ASSIGNMENT: Copy every line of the data in which the word "title" occurs.

Website and app data records:
╭──

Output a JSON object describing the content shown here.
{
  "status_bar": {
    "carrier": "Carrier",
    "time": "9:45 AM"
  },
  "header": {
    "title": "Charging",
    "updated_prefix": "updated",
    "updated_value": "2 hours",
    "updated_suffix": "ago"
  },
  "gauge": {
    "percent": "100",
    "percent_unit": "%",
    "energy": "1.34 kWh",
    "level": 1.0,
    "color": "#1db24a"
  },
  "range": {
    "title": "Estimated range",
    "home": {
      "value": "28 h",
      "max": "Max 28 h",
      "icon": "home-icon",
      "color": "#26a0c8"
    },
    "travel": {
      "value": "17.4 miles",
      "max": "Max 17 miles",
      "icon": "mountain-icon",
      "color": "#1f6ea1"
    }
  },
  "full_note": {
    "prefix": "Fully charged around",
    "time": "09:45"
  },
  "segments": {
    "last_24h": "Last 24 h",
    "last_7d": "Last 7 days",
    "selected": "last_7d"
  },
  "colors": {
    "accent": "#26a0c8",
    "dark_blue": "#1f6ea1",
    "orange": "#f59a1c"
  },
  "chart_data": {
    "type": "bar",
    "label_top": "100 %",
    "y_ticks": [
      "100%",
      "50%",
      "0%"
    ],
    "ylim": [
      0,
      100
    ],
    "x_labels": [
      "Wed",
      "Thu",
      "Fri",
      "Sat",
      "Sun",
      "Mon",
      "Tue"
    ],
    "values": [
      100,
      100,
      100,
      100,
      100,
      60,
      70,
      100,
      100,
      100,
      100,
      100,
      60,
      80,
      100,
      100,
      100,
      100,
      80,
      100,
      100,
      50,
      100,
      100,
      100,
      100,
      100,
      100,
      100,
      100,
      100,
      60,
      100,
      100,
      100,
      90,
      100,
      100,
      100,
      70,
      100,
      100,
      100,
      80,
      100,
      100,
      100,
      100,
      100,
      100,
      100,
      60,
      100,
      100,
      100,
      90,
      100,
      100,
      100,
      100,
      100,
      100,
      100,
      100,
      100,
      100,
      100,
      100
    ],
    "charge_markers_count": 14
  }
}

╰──

TASK ANSWER:
    "title": "Charging",
    "title": "Estimated range",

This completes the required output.